**Collected data**
* * * *
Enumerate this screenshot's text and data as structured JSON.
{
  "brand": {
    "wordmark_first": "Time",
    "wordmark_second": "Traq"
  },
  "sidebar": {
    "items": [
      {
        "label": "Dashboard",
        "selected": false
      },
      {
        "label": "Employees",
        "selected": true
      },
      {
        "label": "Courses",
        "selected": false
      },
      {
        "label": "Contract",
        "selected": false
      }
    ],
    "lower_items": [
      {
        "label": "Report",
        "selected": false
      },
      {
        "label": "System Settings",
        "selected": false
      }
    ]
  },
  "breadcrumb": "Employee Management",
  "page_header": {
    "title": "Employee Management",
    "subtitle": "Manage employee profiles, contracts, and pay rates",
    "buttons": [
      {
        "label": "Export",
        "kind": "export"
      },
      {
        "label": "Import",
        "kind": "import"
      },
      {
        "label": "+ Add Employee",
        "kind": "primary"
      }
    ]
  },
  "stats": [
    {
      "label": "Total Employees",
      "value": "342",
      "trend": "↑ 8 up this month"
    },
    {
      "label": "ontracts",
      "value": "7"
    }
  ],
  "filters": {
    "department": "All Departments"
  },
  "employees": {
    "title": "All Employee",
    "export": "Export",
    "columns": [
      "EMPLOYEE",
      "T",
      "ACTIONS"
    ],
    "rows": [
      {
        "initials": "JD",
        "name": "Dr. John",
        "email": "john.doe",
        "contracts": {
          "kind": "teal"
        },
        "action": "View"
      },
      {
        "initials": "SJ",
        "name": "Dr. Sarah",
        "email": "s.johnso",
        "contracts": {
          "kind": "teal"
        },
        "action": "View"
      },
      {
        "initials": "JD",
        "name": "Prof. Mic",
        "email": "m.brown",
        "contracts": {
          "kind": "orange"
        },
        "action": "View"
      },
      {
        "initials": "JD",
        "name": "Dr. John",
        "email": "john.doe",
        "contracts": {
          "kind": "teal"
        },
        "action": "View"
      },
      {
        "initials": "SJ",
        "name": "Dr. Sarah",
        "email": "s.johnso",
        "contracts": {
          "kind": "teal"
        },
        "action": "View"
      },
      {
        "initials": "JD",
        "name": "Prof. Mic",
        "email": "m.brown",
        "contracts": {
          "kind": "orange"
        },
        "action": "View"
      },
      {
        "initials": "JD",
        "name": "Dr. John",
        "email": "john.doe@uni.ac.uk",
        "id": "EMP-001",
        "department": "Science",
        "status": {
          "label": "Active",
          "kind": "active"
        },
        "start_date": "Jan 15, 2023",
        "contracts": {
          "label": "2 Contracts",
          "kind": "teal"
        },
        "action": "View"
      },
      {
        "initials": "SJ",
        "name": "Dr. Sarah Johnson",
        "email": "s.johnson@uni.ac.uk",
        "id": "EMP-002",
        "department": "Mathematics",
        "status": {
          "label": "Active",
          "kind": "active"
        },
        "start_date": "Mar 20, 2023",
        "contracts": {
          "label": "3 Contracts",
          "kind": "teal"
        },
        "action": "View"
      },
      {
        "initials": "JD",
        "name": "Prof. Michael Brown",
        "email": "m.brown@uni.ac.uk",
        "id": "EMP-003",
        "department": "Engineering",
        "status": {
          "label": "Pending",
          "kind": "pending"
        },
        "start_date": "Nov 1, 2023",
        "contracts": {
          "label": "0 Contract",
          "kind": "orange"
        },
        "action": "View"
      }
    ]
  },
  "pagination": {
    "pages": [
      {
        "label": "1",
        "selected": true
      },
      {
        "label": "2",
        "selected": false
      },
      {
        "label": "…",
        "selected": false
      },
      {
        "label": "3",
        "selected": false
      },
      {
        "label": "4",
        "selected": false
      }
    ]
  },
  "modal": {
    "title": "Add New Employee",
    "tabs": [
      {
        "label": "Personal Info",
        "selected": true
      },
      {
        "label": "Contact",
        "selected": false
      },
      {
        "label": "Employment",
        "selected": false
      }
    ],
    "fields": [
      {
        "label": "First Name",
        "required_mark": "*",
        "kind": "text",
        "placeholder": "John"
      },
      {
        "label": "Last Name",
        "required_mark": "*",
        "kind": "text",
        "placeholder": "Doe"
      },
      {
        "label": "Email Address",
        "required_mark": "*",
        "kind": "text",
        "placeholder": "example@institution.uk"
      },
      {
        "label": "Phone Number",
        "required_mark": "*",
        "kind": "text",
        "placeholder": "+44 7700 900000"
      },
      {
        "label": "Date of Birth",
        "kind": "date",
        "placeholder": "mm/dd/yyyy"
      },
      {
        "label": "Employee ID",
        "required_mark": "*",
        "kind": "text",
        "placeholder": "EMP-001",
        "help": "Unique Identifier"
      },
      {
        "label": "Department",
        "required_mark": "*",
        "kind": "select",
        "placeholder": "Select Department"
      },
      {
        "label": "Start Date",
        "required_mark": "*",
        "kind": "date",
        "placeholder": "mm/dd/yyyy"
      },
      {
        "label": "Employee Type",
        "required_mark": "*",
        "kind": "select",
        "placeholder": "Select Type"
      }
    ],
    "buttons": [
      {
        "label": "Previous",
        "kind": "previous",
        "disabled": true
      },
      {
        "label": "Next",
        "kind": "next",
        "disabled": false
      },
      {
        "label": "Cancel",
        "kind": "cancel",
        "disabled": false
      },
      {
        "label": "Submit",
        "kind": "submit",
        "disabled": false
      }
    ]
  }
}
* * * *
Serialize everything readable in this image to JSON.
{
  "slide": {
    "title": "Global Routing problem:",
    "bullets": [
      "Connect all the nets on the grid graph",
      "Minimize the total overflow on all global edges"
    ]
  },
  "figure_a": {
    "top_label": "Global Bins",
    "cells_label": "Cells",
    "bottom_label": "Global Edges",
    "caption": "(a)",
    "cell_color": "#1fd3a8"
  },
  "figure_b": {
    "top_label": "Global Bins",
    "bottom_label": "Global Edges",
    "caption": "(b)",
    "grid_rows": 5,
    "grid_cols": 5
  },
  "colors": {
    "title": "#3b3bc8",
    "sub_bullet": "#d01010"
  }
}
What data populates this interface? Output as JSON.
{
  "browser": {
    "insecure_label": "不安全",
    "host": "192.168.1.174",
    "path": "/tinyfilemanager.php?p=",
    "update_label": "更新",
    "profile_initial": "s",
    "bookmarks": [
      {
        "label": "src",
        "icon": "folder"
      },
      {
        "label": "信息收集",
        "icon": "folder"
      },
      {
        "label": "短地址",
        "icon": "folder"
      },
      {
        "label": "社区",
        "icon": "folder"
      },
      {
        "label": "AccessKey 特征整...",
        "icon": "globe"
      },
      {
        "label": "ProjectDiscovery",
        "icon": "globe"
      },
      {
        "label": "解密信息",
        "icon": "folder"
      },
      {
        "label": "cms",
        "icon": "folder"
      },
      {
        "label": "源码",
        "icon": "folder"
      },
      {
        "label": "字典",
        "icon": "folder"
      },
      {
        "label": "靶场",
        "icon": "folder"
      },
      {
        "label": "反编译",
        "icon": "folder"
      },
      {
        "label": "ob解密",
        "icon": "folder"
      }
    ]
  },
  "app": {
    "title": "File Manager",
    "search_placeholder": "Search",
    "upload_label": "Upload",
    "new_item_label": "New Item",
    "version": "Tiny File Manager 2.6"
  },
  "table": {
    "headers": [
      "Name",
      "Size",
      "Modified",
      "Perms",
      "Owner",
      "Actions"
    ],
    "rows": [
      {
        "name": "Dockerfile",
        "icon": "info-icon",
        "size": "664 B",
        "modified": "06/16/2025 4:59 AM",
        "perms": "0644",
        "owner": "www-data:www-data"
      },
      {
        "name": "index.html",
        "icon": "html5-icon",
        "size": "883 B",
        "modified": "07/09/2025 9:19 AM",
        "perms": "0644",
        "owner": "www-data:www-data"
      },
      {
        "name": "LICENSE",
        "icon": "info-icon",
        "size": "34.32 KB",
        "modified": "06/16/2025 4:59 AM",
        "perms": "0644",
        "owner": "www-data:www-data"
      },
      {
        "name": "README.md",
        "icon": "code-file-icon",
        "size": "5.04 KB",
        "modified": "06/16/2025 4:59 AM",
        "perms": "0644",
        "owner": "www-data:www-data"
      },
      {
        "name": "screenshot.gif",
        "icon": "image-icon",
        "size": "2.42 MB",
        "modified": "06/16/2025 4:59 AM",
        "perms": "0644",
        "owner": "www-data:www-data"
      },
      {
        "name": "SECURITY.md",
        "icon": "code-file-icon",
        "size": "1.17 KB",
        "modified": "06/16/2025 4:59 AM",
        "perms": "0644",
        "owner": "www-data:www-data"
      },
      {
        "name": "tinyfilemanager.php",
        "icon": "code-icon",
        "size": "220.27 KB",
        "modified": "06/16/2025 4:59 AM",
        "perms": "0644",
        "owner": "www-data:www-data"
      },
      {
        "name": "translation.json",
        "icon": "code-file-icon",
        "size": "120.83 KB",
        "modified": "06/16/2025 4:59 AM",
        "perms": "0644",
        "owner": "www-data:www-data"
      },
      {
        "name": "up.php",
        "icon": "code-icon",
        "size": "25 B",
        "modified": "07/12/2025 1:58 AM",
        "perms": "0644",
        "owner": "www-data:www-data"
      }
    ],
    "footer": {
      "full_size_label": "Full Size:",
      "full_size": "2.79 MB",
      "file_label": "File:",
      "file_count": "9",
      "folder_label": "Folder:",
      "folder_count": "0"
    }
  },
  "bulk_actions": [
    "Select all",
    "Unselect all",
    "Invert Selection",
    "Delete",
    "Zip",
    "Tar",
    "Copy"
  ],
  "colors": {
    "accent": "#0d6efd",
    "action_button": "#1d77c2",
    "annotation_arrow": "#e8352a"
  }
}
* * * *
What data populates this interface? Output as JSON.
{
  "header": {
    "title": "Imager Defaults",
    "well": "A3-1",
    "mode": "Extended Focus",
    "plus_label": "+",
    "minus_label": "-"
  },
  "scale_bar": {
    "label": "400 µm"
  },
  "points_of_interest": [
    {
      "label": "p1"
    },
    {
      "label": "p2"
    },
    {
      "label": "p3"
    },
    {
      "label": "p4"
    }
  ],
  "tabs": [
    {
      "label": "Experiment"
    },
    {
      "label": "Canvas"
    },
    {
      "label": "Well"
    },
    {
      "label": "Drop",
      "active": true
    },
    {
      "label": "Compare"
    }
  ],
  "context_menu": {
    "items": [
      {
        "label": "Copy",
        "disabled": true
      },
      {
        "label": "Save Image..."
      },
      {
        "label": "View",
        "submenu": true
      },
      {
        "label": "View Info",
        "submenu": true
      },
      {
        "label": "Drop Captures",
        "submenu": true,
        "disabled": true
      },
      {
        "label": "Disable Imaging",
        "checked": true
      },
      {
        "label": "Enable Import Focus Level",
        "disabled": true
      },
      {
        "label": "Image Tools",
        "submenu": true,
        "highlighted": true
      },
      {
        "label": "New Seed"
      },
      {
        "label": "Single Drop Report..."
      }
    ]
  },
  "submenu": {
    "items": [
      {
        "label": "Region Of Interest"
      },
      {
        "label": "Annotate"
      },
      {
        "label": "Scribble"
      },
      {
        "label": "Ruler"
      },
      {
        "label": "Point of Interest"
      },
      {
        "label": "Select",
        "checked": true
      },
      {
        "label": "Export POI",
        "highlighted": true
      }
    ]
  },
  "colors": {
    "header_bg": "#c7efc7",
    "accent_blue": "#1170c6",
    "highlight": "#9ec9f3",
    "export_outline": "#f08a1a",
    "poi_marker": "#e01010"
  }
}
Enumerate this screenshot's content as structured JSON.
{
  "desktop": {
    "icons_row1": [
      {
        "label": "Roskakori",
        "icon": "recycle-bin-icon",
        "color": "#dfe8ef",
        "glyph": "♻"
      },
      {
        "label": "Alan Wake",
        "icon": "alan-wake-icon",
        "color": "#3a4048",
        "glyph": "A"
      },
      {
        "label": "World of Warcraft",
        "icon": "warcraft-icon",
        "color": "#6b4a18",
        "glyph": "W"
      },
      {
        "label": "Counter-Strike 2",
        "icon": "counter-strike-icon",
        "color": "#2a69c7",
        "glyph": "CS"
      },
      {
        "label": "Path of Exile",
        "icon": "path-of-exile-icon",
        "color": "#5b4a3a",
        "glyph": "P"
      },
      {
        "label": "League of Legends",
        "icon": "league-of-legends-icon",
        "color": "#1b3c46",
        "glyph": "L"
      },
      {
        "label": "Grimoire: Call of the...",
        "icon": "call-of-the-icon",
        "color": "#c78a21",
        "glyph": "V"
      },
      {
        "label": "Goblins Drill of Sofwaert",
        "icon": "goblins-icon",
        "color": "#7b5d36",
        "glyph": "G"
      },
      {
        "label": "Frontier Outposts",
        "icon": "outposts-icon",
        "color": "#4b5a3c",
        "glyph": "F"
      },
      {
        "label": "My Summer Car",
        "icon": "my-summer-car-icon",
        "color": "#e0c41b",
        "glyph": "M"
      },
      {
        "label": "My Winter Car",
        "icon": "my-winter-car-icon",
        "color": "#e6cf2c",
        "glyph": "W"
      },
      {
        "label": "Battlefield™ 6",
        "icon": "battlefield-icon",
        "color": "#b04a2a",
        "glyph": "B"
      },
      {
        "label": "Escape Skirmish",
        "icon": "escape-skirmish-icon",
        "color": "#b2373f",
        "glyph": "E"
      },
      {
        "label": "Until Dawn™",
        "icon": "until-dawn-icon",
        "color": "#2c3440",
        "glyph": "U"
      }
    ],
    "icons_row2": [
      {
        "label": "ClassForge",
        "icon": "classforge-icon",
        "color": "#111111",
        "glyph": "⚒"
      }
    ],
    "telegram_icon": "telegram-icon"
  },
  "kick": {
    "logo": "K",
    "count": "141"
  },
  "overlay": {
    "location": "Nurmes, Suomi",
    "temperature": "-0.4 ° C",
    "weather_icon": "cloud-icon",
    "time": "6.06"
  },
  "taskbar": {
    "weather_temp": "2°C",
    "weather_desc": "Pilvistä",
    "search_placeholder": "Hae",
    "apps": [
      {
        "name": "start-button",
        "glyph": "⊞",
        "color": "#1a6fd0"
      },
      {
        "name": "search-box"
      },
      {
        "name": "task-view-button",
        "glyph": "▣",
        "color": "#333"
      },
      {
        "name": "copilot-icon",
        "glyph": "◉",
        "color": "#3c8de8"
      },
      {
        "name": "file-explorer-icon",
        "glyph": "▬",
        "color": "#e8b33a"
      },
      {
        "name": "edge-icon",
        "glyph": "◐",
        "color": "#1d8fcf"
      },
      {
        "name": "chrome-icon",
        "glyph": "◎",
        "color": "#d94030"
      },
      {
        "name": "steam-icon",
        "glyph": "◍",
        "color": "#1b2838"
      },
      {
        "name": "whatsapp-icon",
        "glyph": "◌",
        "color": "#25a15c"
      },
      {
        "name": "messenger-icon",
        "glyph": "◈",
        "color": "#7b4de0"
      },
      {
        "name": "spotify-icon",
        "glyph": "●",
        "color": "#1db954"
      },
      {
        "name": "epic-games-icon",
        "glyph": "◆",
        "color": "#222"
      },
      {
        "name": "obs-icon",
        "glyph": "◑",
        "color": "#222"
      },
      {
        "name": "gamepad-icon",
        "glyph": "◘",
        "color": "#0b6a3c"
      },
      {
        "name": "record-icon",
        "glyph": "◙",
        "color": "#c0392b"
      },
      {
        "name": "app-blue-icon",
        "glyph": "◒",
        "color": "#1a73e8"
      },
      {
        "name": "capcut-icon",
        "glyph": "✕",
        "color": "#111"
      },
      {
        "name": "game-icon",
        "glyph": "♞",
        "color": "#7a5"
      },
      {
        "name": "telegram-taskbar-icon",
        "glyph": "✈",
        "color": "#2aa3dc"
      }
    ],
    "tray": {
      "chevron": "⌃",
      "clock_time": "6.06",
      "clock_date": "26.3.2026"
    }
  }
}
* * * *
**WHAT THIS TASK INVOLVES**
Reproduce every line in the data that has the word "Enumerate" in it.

**SOLUTION TO THE PROBLEM**
Enumerate this screenshot's text and data as structured JSON.
Enumerate this screenshot's content as structured JSON.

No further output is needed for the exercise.